The response should contain only those lines of the entries below that include the string "Büro".

Working data:
<<<<

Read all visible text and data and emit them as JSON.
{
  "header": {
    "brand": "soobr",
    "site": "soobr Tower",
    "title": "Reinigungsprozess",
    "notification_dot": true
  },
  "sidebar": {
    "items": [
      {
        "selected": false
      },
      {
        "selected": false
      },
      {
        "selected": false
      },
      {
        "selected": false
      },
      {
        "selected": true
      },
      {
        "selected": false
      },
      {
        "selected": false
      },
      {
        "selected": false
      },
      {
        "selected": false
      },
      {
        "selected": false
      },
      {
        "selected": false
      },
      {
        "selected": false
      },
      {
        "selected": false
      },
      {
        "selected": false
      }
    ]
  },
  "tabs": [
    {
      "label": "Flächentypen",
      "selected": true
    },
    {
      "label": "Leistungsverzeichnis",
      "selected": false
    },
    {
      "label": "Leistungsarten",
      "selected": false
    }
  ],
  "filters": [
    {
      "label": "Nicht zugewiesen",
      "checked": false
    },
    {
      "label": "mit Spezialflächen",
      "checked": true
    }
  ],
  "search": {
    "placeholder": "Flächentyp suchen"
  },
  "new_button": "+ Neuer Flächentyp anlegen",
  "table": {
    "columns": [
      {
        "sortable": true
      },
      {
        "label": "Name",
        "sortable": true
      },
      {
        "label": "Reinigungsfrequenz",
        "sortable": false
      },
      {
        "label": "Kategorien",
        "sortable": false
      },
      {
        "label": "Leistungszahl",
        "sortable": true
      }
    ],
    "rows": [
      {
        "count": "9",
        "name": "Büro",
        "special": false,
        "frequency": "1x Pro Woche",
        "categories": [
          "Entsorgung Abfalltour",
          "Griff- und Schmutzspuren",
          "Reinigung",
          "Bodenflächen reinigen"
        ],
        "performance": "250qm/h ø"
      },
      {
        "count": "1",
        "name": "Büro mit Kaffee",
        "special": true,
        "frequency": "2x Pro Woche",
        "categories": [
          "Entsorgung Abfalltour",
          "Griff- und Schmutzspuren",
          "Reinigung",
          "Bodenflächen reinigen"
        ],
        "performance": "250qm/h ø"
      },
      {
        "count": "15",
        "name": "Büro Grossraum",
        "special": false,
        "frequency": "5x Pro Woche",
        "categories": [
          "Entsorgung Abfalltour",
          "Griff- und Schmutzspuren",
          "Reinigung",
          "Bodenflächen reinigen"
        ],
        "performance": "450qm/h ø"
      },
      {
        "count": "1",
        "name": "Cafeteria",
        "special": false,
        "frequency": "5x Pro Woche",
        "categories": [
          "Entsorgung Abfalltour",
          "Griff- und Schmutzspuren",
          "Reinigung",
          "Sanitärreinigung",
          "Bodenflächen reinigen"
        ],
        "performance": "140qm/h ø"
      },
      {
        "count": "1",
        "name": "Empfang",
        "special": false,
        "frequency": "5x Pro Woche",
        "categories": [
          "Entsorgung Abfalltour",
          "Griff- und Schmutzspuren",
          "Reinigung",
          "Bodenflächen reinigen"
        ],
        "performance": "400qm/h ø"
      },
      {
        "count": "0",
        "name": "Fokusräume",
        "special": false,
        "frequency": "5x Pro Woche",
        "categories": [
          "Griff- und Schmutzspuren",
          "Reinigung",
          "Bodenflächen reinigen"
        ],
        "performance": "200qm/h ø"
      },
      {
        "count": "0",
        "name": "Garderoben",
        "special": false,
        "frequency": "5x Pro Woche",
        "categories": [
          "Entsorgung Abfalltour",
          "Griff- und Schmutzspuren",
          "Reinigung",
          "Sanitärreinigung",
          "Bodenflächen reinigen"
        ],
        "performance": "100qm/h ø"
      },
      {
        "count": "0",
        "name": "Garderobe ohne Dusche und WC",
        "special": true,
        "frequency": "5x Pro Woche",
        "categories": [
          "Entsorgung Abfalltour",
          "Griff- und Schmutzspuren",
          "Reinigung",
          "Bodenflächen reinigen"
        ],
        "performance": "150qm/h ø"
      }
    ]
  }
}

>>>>

Task response:
        "name": "Büro",
        "name": "Büro mit Kaffee",
        "name": "Büro Grossraum",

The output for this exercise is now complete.